(DATASET ENTRIES Opens)
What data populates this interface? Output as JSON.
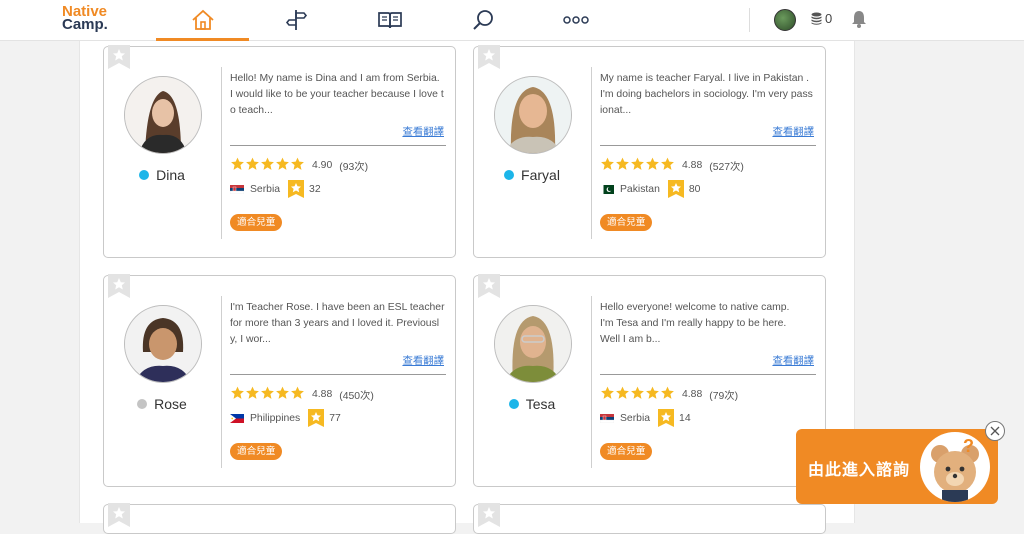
{
  "header": {
    "logo_line1": "Native",
    "logo_line2": "Camp.",
    "coins": "0",
    "nav": [
      "home-icon",
      "signpost-icon",
      "book-icon",
      "search-icon",
      "more-icon"
    ]
  },
  "common": {
    "translate_label": "查看翻譯",
    "kids_label": "適合兒童"
  },
  "colors": {
    "accent": "#f08a24",
    "online": "#1cb5e9",
    "offline": "#c4c4c4",
    "star": "#f6b921",
    "link": "#3a7bd5"
  },
  "teachers": [
    {
      "name": "Dina",
      "status": "online",
      "intro": "Hello! My name is Dina and I am from Serbia. I would like to be your teacher because I love to teach...",
      "rating": 5,
      "score": "4.90",
      "reviews": "(93次)",
      "country": "Serbia",
      "lessons": "32"
    },
    {
      "name": "Faryal",
      "status": "online",
      "intro": "My name is teacher Faryal. I live in Pakistan . I'm doing bachelors in sociology. I'm very passionat...",
      "rating": 5,
      "score": "4.88",
      "reviews": "(527次)",
      "country": "Pakistan",
      "lessons": "80"
    },
    {
      "name": "Rose",
      "status": "offline",
      "intro": "I'm Teacher Rose. I have been an ESL teacher for more than 3 years and I loved it. Previously, I wor...",
      "rating": 5,
      "score": "4.88",
      "reviews": "(450次)",
      "country": "Philippines",
      "lessons": "77"
    },
    {
      "name": "Tesa",
      "status": "online",
      "intro": "Hello everyone! welcome to native camp.\nI'm Tesa and I'm really happy to be here.\nWell I am b...",
      "rating": 5,
      "score": "4.88",
      "reviews": "(79次)",
      "country": "Serbia",
      "lessons": "14"
    }
  ],
  "chat": {
    "label": "由此進入諮詢"
  }
}
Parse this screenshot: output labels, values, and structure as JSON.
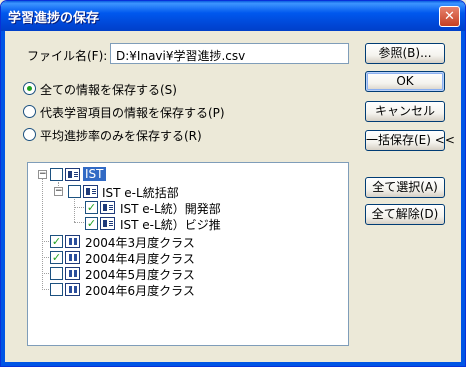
{
  "window": {
    "title": "学習進捗の保存",
    "close_glyph": "✕"
  },
  "filename": {
    "label": "ファイル名(F):",
    "value": "D:¥Inavi¥学習進捗.csv",
    "browse_label": "参照(B)..."
  },
  "buttons": {
    "ok": "OK",
    "cancel": "キャンセル",
    "bulk_save": "一括保存(E) <<",
    "select_all": "全て選択(A)",
    "deselect_all": "全て解除(D)"
  },
  "options": [
    {
      "label": "全ての情報を保存する(S)",
      "selected": true
    },
    {
      "label": "代表学習項目の情報を保存する(P)",
      "selected": false
    },
    {
      "label": "平均進捗率のみを保存する(R)",
      "selected": false
    }
  ],
  "tree": {
    "expander_open": "−",
    "check_mark": "✓",
    "nodes": [
      {
        "label": "IST",
        "checked": false,
        "selected": true
      },
      {
        "label": "IST e-L統括部",
        "checked": false,
        "selected": false
      },
      {
        "label": "IST e-L統）開発部",
        "checked": true,
        "selected": false
      },
      {
        "label": "IST e-L統）ビジ推",
        "checked": true,
        "selected": false
      },
      {
        "label": "2004年3月度クラス",
        "checked": true,
        "selected": false
      },
      {
        "label": "2004年4月度クラス",
        "checked": true,
        "selected": false
      },
      {
        "label": "2004年5月度クラス",
        "checked": false,
        "selected": false
      },
      {
        "label": "2004年6月度クラス",
        "checked": false,
        "selected": false
      }
    ]
  }
}
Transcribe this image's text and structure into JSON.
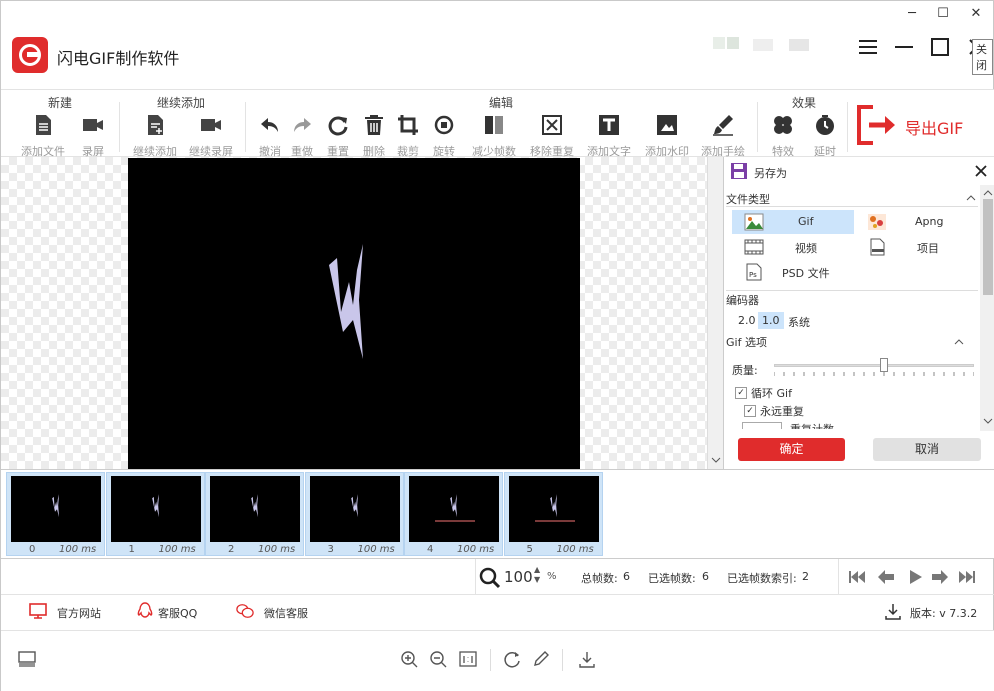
{
  "window": {
    "minimize": "─",
    "maximize": "☐",
    "close": "✕",
    "close_tooltip": "关闭"
  },
  "header": {
    "app_title": "闪电GIF制作软件",
    "icons": [
      "menu-icon",
      "minimize-icon",
      "maximize-icon",
      "close-icon"
    ]
  },
  "toolbar": {
    "groups": {
      "new": "新建",
      "continue": "继续添加",
      "edit": "编辑",
      "effects": "效果"
    },
    "buttons": {
      "add_file": "添加文件",
      "record": "录屏",
      "continue_add": "继续添加",
      "continue_record": "继续录屏",
      "undo": "撤消",
      "redo": "重做",
      "reset": "重置",
      "delete": "删除",
      "crop": "裁剪",
      "rotate": "旋转",
      "reduce_frames": "减少帧数",
      "remove_duplicates": "移除重复",
      "add_text": "添加文字",
      "add_watermark": "添加水印",
      "add_drawing": "添加手绘",
      "effects": "特效",
      "delay": "延时"
    },
    "export_label": "导出GIF"
  },
  "save_panel": {
    "title": "另存为",
    "file_type_label": "文件类型",
    "file_types": {
      "gif": "Gif",
      "apng": "Apng",
      "video": "视频",
      "project": "项目",
      "psd": "PSD 文件"
    },
    "encoder_label": "编码器",
    "encoders": {
      "v20": "2.0",
      "v10": "1.0",
      "system": "系统"
    },
    "gif_options_label": "Gif 选项",
    "quality_label": "质量:",
    "quality_value": 0.55,
    "loop_gif": "循环 Gif",
    "repeat_forever": "永远重复",
    "repeat_count": "重复计数",
    "ok": "确定",
    "cancel": "取消"
  },
  "frames": [
    {
      "index": "0",
      "delay": "100 ms"
    },
    {
      "index": "1",
      "delay": "100 ms"
    },
    {
      "index": "2",
      "delay": "100 ms"
    },
    {
      "index": "3",
      "delay": "100 ms"
    },
    {
      "index": "4",
      "delay": "100 ms"
    },
    {
      "index": "5",
      "delay": "100 ms"
    }
  ],
  "status": {
    "zoom": "100",
    "zoom_unit": "%",
    "total_frames_label": "总帧数:",
    "total_frames": "6",
    "selected_frames_label": "已选帧数:",
    "selected_frames": "6",
    "selected_index_label": "已选帧数索引:",
    "selected_index": "2"
  },
  "links": {
    "official_site": "官方网站",
    "qq_support": "客服QQ",
    "wechat_support": "微信客服",
    "version": "版本: v 7.3.2"
  },
  "colors": {
    "brand_red": "#e02c2c",
    "selection_blue": "#cce4fb"
  }
}
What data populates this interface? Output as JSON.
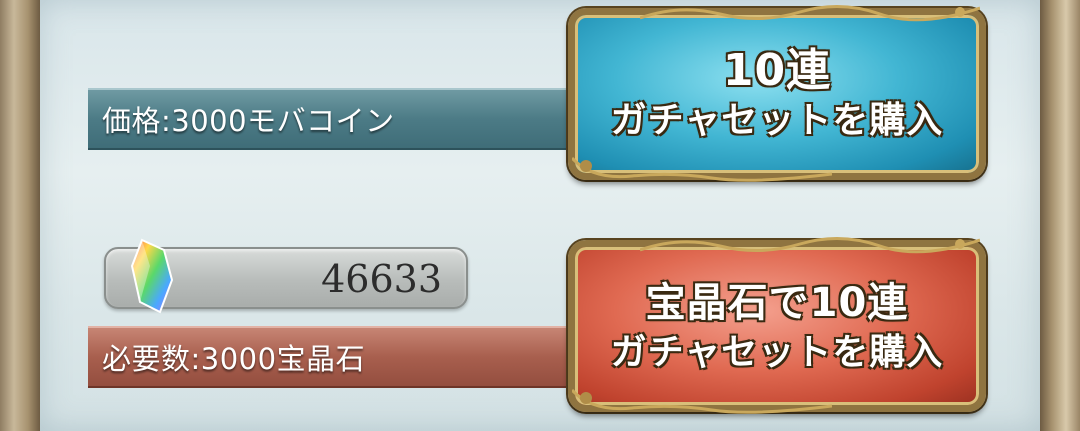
{
  "price_bar": {
    "label": "価格:3000モバコイン"
  },
  "gem_counter": {
    "value": "46633",
    "icon": "rainbow-crystal-icon"
  },
  "required_bar": {
    "label": "必要数:3000宝晶石"
  },
  "buy_coin_button": {
    "line1": "10連",
    "line2": "ガチャセットを購入"
  },
  "buy_gem_button": {
    "line1": "宝晶石で10連",
    "line2": "ガチャセットを購入"
  },
  "colors": {
    "blue_button": "#42b6d3",
    "red_button": "#e06a52",
    "price_bar": "#4c7b86",
    "required_bar": "#a85f4e"
  }
}
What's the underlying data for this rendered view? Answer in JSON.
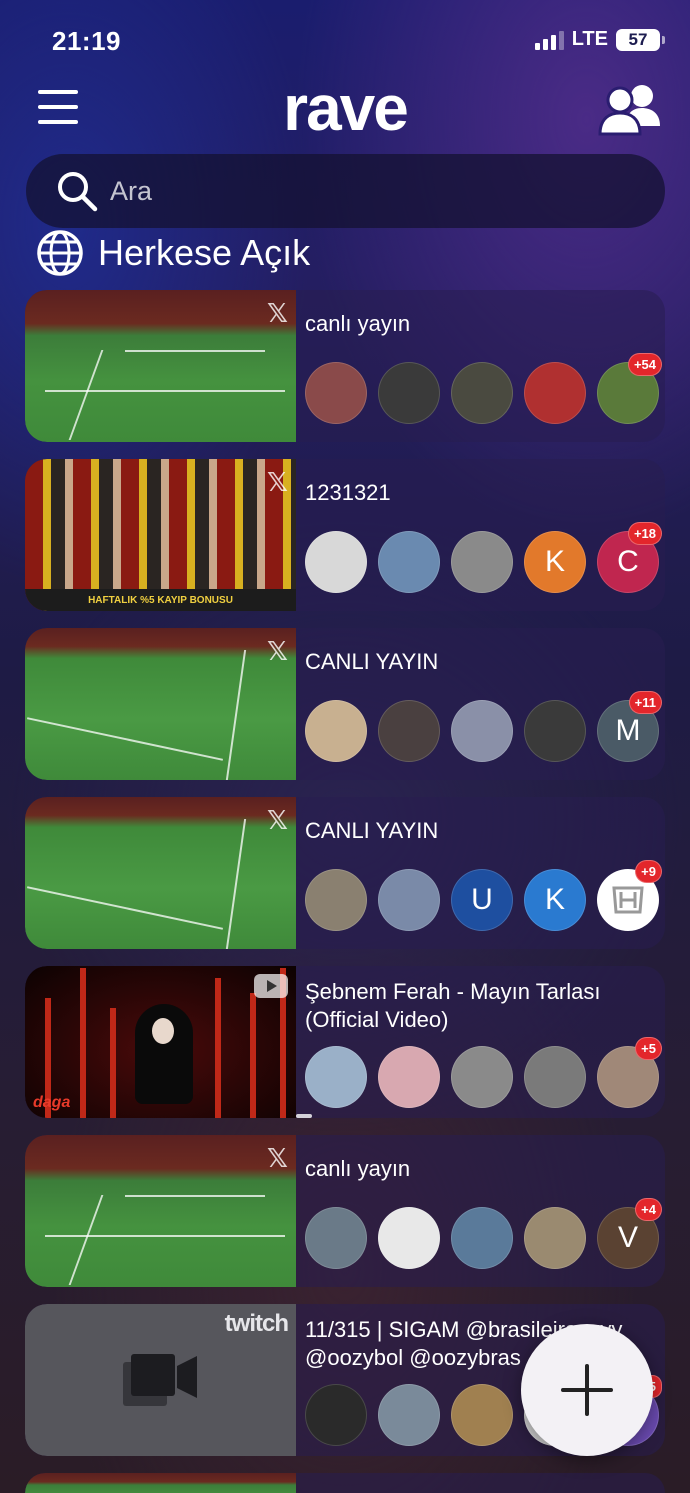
{
  "status": {
    "time": "21:19",
    "network": "LTE",
    "battery": "57"
  },
  "header": {
    "logo": "rave",
    "menu_icon": "hamburger-icon",
    "friends_icon": "people-icon"
  },
  "search": {
    "placeholder": "Ara",
    "value": ""
  },
  "section": {
    "title": "Herkese Açık",
    "icon": "globe-icon"
  },
  "rooms": [
    {
      "title": "canlı yayın",
      "platform": "x",
      "thumb": "field",
      "badge": "+54",
      "avatars": [
        {
          "color": "#8a4a4a"
        },
        {
          "color": "#3a3a3a"
        },
        {
          "color": "#4a4a40"
        },
        {
          "color": "#b03030"
        },
        {
          "color": "#5a7a3a"
        }
      ]
    },
    {
      "title": "1231321",
      "platform": "x",
      "thumb": "crowd",
      "badge": "+18",
      "banner": "HAFTALIK %5 KAYIP BONUSU",
      "avatars": [
        {
          "color": "#d8d8d8"
        },
        {
          "color": "#6a8ab0"
        },
        {
          "color": "#8a8a8a"
        },
        {
          "color": "#e2792b",
          "letter": "K"
        },
        {
          "color": "#c0264f",
          "letter": "C"
        }
      ]
    },
    {
      "title": "CANLI YAYIN",
      "platform": "x",
      "thumb": "field",
      "badge": "+11",
      "avatars": [
        {
          "color": "#c8b090"
        },
        {
          "color": "#4a4040"
        },
        {
          "color": "#8a90a8"
        },
        {
          "color": "#3a3a3a"
        },
        {
          "color": "#4a5a66",
          "letter": "M"
        }
      ]
    },
    {
      "title": "CANLI YAYIN",
      "platform": "x",
      "thumb": "field",
      "badge": "+9",
      "avatars": [
        {
          "color": "#8a8070"
        },
        {
          "color": "#7a8aa8"
        },
        {
          "color": "#1e4fa0",
          "letter": "U"
        },
        {
          "color": "#2a7ad0",
          "letter": "K"
        },
        {
          "color": "#ffffff"
        }
      ]
    },
    {
      "title": "Şebnem Ferah - Mayın Tarlası (Official Video)",
      "platform": "youtube",
      "thumb": "forest",
      "badge": "+5",
      "thumb_logo": "daga",
      "avatars": [
        {
          "color": "#9ab0c8"
        },
        {
          "color": "#d8a8b0"
        },
        {
          "color": "#8a8a8a"
        },
        {
          "color": "#7a7a7a"
        },
        {
          "color": "#a08878"
        }
      ]
    },
    {
      "title": "canlı yayın",
      "platform": "x",
      "thumb": "field",
      "badge": "+4",
      "avatars": [
        {
          "color": "#6a7a88"
        },
        {
          "color": "#e8e8e8"
        },
        {
          "color": "#5a7a9a"
        },
        {
          "color": "#9a8a70"
        },
        {
          "color": "#5a4232",
          "letter": "V"
        }
      ]
    },
    {
      "title": "11/315 | SIGAM @brasileiraozyy @oozybol @oozybras",
      "platform": "twitch",
      "thumb": "twitch",
      "badge": "5",
      "avatars": [
        {
          "color": "#2a2a2a"
        },
        {
          "color": "#7a8a9a"
        },
        {
          "color": "#a08050"
        },
        {
          "color": "#d0d0d0"
        },
        {
          "color": "#6a4ab0"
        }
      ]
    }
  ],
  "fab": {
    "icon": "plus-icon",
    "label": "+"
  }
}
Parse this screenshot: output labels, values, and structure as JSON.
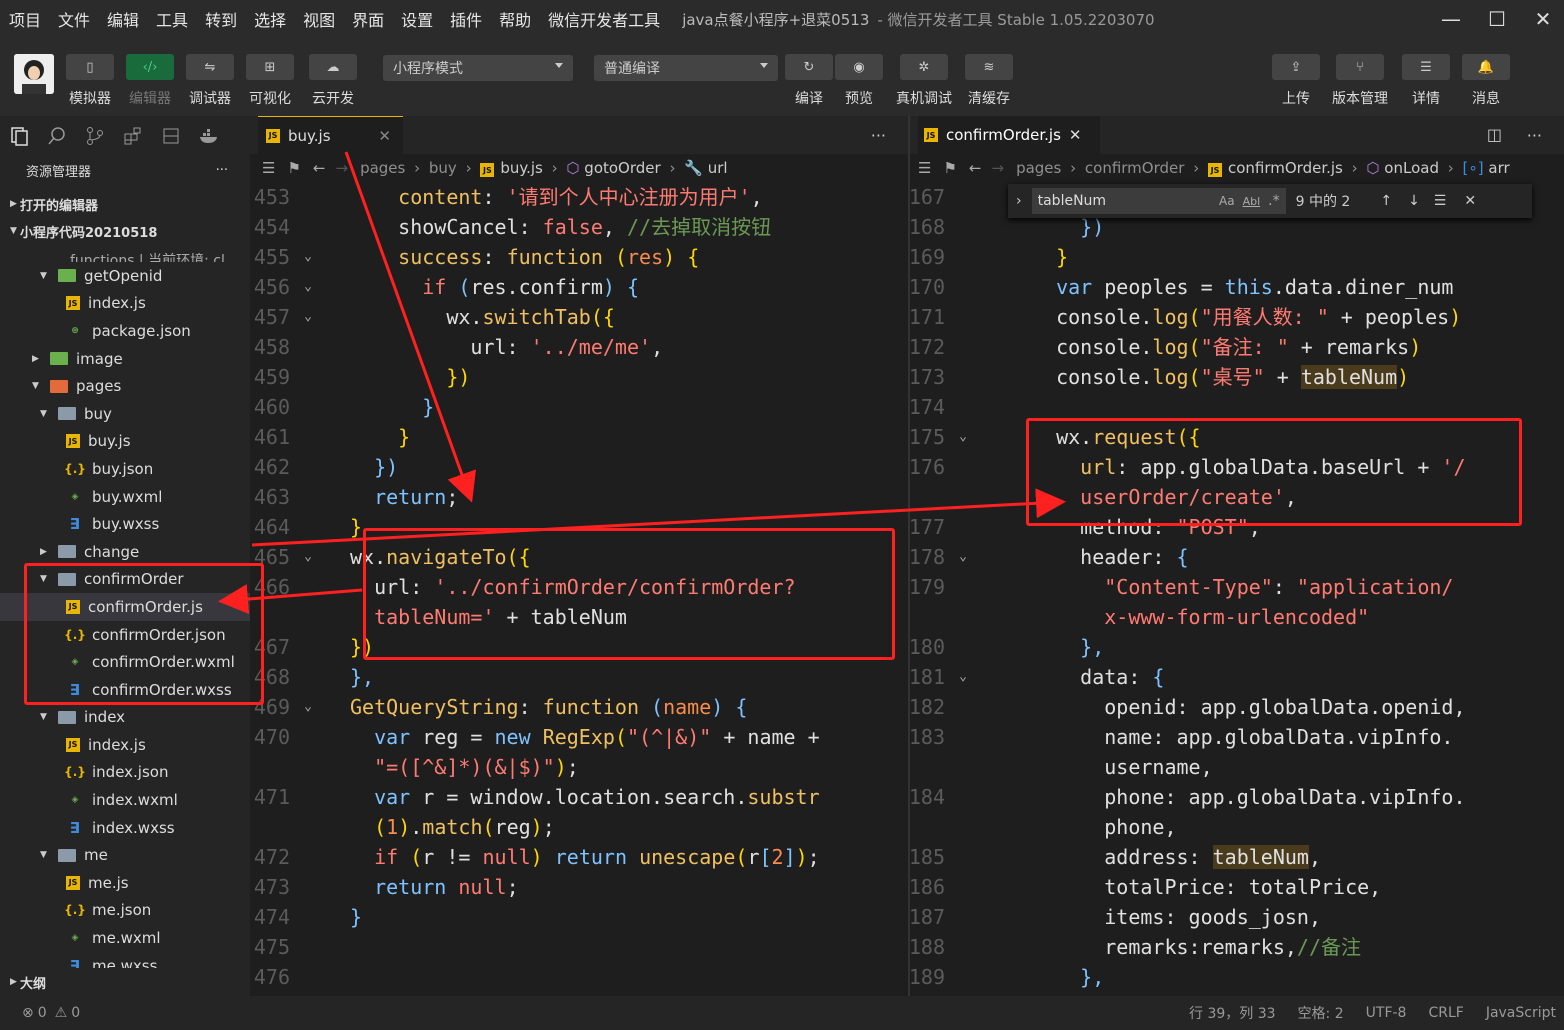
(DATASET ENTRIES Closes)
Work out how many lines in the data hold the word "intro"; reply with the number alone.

> **EXERCISE SOLUTION**
4